(Source data begins)

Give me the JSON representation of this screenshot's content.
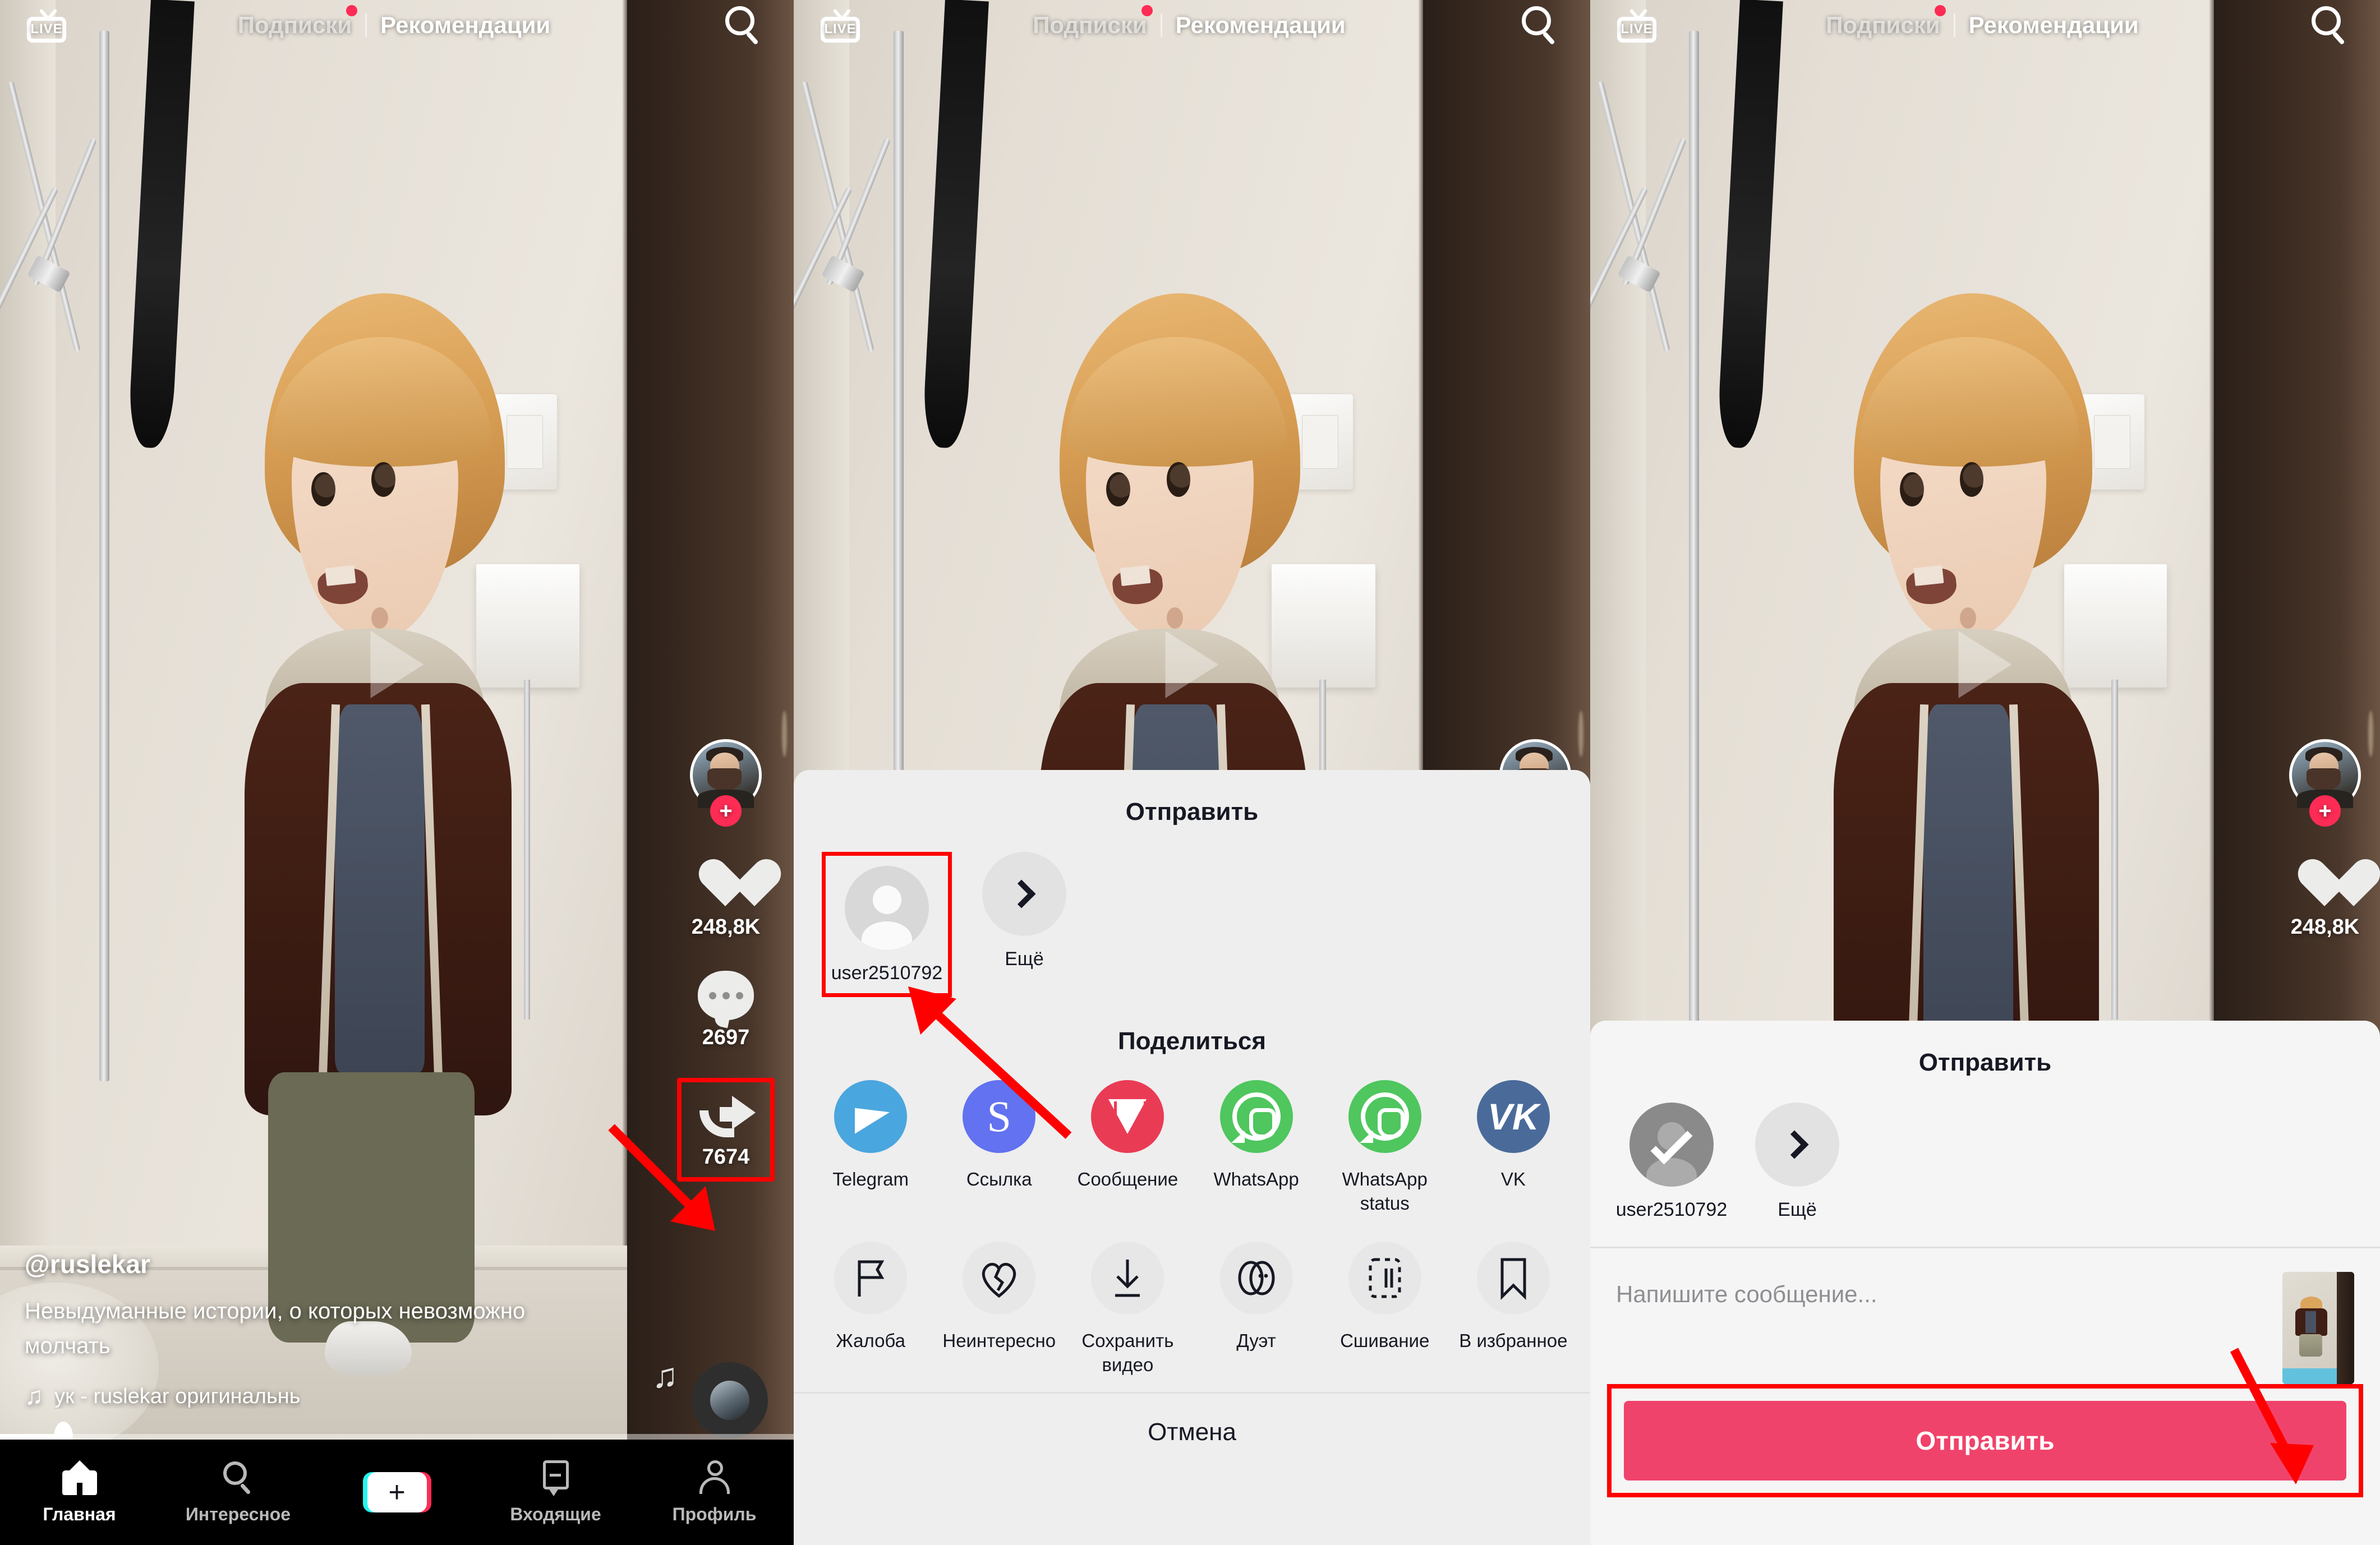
{
  "app": {
    "top_nav": {
      "live_label": "LIVE",
      "tabs": [
        {
          "label": "Подписки",
          "active": false,
          "badge_dot": true
        },
        {
          "label": "Рекомендации",
          "active": true,
          "badge_dot": false
        }
      ],
      "search_icon": "search-icon"
    },
    "action_rail": {
      "follow_badge": "+",
      "like_count": "248,8K",
      "comment_count": "2697",
      "share_count": "7674"
    },
    "caption": {
      "username": "@ruslekar",
      "text": "Невыдуманные истории, о которых невозможно молчать",
      "music": "ук - ruslekar   оригинальнь"
    },
    "tab_bar": [
      {
        "label": "Главная",
        "icon": "home-icon",
        "active": true
      },
      {
        "label": "Интересное",
        "icon": "search-icon",
        "active": false
      },
      {
        "label": "",
        "icon": "create-plus-icon",
        "active": false
      },
      {
        "label": "Входящие",
        "icon": "inbox-icon",
        "active": false
      },
      {
        "label": "Профиль",
        "icon": "profile-icon",
        "active": false
      }
    ]
  },
  "share_sheet": {
    "title": "Отправить",
    "recipients": [
      {
        "name": "user2510792",
        "icon": "avatar-placeholder-icon",
        "selected": false
      },
      {
        "name": "Ещё",
        "icon": "chevron-right-icon",
        "selected": false
      }
    ],
    "share_section_title": "Поделиться",
    "share_targets": [
      {
        "label": "Telegram",
        "icon": "telegram-icon",
        "color": "#4aa6de"
      },
      {
        "label": "Ссылка",
        "icon": "link-icon",
        "color": "#6272f0"
      },
      {
        "label": "Сообщение",
        "icon": "message-icon",
        "color": "#ea3b55"
      },
      {
        "label": "WhatsApp",
        "icon": "whatsapp-icon",
        "color": "#4fc65e"
      },
      {
        "label": "WhatsApp status",
        "icon": "whatsapp-status-icon",
        "color": "#4fc65e"
      },
      {
        "label": "VK",
        "icon": "vk-icon",
        "color": "#4a6b9a"
      }
    ],
    "actions": [
      {
        "label": "Жалоба",
        "icon": "flag-icon"
      },
      {
        "label": "Неинтересно",
        "icon": "broken-heart-icon"
      },
      {
        "label": "Сохранить видео",
        "icon": "download-icon"
      },
      {
        "label": "Дуэт",
        "icon": "duet-icon"
      },
      {
        "label": "Сшивание",
        "icon": "stitch-icon"
      },
      {
        "label": "В избранное",
        "icon": "bookmark-icon"
      }
    ],
    "cancel_label": "Отмена"
  },
  "send_sheet": {
    "title": "Отправить",
    "recipients": [
      {
        "name": "user2510792",
        "icon": "avatar-selected-check-icon",
        "selected": true
      },
      {
        "name": "Ещё",
        "icon": "chevron-right-icon",
        "selected": false
      }
    ],
    "message_placeholder": "Напишите сообщение...",
    "send_button_label": "Отправить"
  },
  "annotation": {
    "color": "#ff0000",
    "highlight_boxes": [
      "share-button",
      "recipient-user2510792",
      "send-button"
    ]
  }
}
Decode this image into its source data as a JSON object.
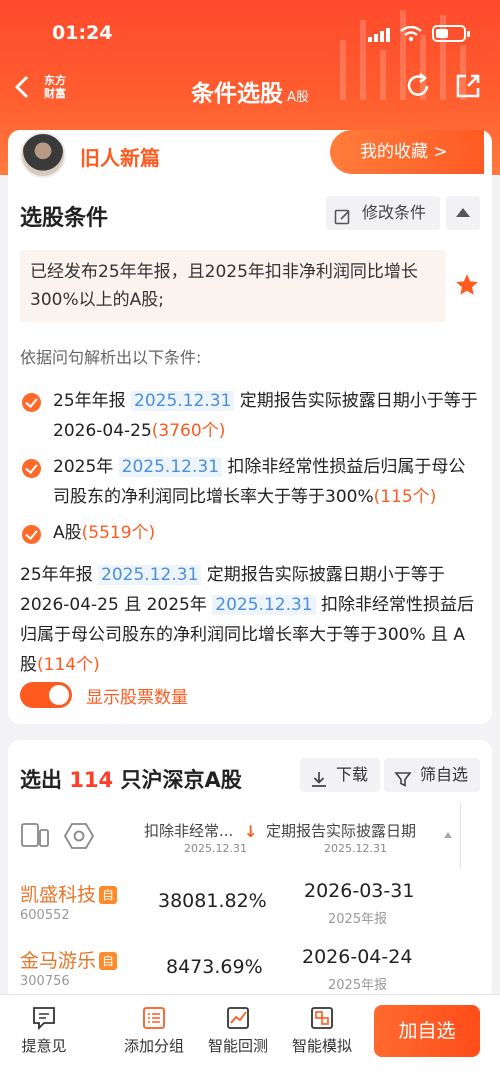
{
  "status_bar": {
    "time": "01:24"
  },
  "nav": {
    "logo": "东方财富",
    "title": "条件选股",
    "title_suffix": "A股"
  },
  "user": {
    "name": "旧人新篇",
    "favorites_button": "我的收藏 >"
  },
  "conditions_section": {
    "title": "选股条件",
    "edit_button": "修改条件",
    "query": "已经发布25年年报，且2025年扣非净利润同比增长300%以上的A股;",
    "parse_hint": "依据问句解析出以下条件:",
    "conditions": [
      {
        "pre": "25年年报 ",
        "date": "2025.12.31",
        "post": " 定期报告实际披露日期小于等于2026-04-25",
        "count": "(3760个)"
      },
      {
        "pre": "2025年 ",
        "date": "2025.12.31",
        "post": " 扣除非经常性损益后归属于母公司股东的净利润同比增长率大于等于300%",
        "count": "(115个)"
      },
      {
        "pre": "A股",
        "date": "",
        "post": "",
        "count": "(5519个)"
      }
    ],
    "combined": {
      "p1": "25年年报 ",
      "d1": "2025.12.31",
      "p2": " 定期报告实际披露日期小于等于2026-04-25 且 2025年 ",
      "d2": "2025.12.31",
      "p3": " 扣除非经常性损益后归属于母公司股东的净利润同比增长率大于等于300% 且 A股",
      "count": "(114个)"
    },
    "toggle_label": "显示股票数量",
    "toggle_on": true
  },
  "results": {
    "title_pre": "选出 ",
    "count": "114",
    "title_post": " 只沪深京A股",
    "download_button": "下载",
    "filter_button": "筛自选",
    "columns": [
      {
        "label": "扣除非经常...",
        "sub": "2025.12.31"
      },
      {
        "label": "定期报告实际披露日期",
        "sub": "2025.12.31"
      }
    ],
    "rows": [
      {
        "name": "凯盛科技",
        "badge": "自",
        "code": "600552",
        "value": "38081.82%",
        "date": "2026-03-31",
        "report": "2025年报"
      },
      {
        "name": "金马游乐",
        "badge": "自",
        "code": "300756",
        "value": "8473.69%",
        "date": "2026-04-24",
        "report": "2025年报"
      }
    ]
  },
  "bottom_bar": {
    "tabs": [
      "提意见",
      "添加分组",
      "智能回测",
      "智能模拟"
    ],
    "add_button": "加自选"
  },
  "colors": {
    "accent": "#ff5a1f",
    "header": "#fe4a2c",
    "date_tag": "#4a8fe0"
  }
}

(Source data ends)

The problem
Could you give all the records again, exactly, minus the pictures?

Response to the task
Give me the JSON representation of this screenshot's content.
{
  "app": {
    "top_nav": {
      "live_label": "LIVE",
      "tabs": [
        {
          "label": "Подписки",
          "active": false,
          "badge_dot": true
        },
        {
          "label": "Рекомендации",
          "active": true,
          "badge_dot": false
        }
      ],
      "search_icon": "search-icon"
    },
    "action_rail": {
      "follow_badge": "+",
      "like_count": "248,8K",
      "comment_count": "2697",
      "share_count": "7674"
    },
    "caption": {
      "username": "@ruslekar",
      "text": "Невыдуманные истории, о которых невозможно молчать",
      "music": "ук - ruslekar   оригинальнь"
    },
    "tab_bar": [
      {
        "label": "Главная",
        "icon": "home-icon",
        "active": true
      },
      {
        "label": "Интересное",
        "icon": "search-icon",
        "active": false
      },
      {
        "label": "",
        "icon": "create-plus-icon",
        "active": false
      },
      {
        "label": "Входящие",
        "icon": "inbox-icon",
        "active": false
      },
      {
        "label": "Профиль",
        "icon": "profile-icon",
        "active": false
      }
    ]
  },
  "share_sheet": {
    "title": "Отправить",
    "recipients": [
      {
        "name": "user2510792",
        "icon": "avatar-placeholder-icon",
        "selected": false
      },
      {
        "name": "Ещё",
        "icon": "chevron-right-icon",
        "selected": false
      }
    ],
    "share_section_title": "Поделиться",
    "share_targets": [
      {
        "label": "Telegram",
        "icon": "telegram-icon",
        "color": "#4aa6de"
      },
      {
        "label": "Ссылка",
        "icon": "link-icon",
        "color": "#6272f0"
      },
      {
        "label": "Сообщение",
        "icon": "message-icon",
        "color": "#ea3b55"
      },
      {
        "label": "WhatsApp",
        "icon": "whatsapp-icon",
        "color": "#4fc65e"
      },
      {
        "label": "WhatsApp status",
        "icon": "whatsapp-status-icon",
        "color": "#4fc65e"
      },
      {
        "label": "VK",
        "icon": "vk-icon",
        "color": "#4a6b9a"
      }
    ],
    "actions": [
      {
        "label": "Жалоба",
        "icon": "flag-icon"
      },
      {
        "label": "Неинтересно",
        "icon": "broken-heart-icon"
      },
      {
        "label": "Сохранить видео",
        "icon": "download-icon"
      },
      {
        "label": "Дуэт",
        "icon": "duet-icon"
      },
      {
        "label": "Сшивание",
        "icon": "stitch-icon"
      },
      {
        "label": "В избранное",
        "icon": "bookmark-icon"
      }
    ],
    "cancel_label": "Отмена"
  },
  "send_sheet": {
    "title": "Отправить",
    "recipients": [
      {
        "name": "user2510792",
        "icon": "avatar-selected-check-icon",
        "selected": true
      },
      {
        "name": "Ещё",
        "icon": "chevron-right-icon",
        "selected": false
      }
    ],
    "message_placeholder": "Напишите сообщение...",
    "send_button_label": "Отправить"
  },
  "annotation": {
    "color": "#ff0000",
    "highlight_boxes": [
      "share-button",
      "recipient-user2510792",
      "send-button"
    ]
  }
}
Decode this image into its source data as a JSON object.
{
  "status_bar": {
    "time": "01:24"
  },
  "nav": {
    "logo": "东方财富",
    "title": "条件选股",
    "title_suffix": "A股"
  },
  "user": {
    "name": "旧人新篇",
    "favorites_button": "我的收藏 >"
  },
  "conditions_section": {
    "title": "选股条件",
    "edit_button": "修改条件",
    "query": "已经发布25年年报，且2025年扣非净利润同比增长300%以上的A股;",
    "parse_hint": "依据问句解析出以下条件:",
    "conditions": [
      {
        "pre": "25年年报 ",
        "date": "2025.12.31",
        "post": " 定期报告实际披露日期小于等于2026-04-25",
        "count": "(3760个)"
      },
      {
        "pre": "2025年 ",
        "date": "2025.12.31",
        "post": " 扣除非经常性损益后归属于母公司股东的净利润同比增长率大于等于300%",
        "count": "(115个)"
      },
      {
        "pre": "A股",
        "date": "",
        "post": "",
        "count": "(5519个)"
      }
    ],
    "combined": {
      "p1": "25年年报 ",
      "d1": "2025.12.31",
      "p2": " 定期报告实际披露日期小于等于2026-04-25 且 2025年 ",
      "d2": "2025.12.31",
      "p3": " 扣除非经常性损益后归属于母公司股东的净利润同比增长率大于等于300% 且 A股",
      "count": "(114个)"
    },
    "toggle_label": "显示股票数量",
    "toggle_on": true
  },
  "results": {
    "title_pre": "选出 ",
    "count": "114",
    "title_post": " 只沪深京A股",
    "download_button": "下载",
    "filter_button": "筛自选",
    "columns": [
      {
        "label": "扣除非经常...",
        "sub": "2025.12.31"
      },
      {
        "label": "定期报告实际披露日期",
        "sub": "2025.12.31"
      }
    ],
    "rows": [
      {
        "name": "凯盛科技",
        "badge": "自",
        "code": "600552",
        "value": "38081.82%",
        "date": "2026-03-31",
        "report": "2025年报"
      },
      {
        "name": "金马游乐",
        "badge": "自",
        "code": "300756",
        "value": "8473.69%",
        "date": "2026-04-24",
        "report": "2025年报"
      }
    ]
  },
  "bottom_bar": {
    "tabs": [
      "提意见",
      "添加分组",
      "智能回测",
      "智能模拟"
    ],
    "add_button": "加自选"
  },
  "colors": {
    "accent": "#ff5a1f",
    "header": "#fe4a2c",
    "date_tag": "#4a8fe0"
  }
}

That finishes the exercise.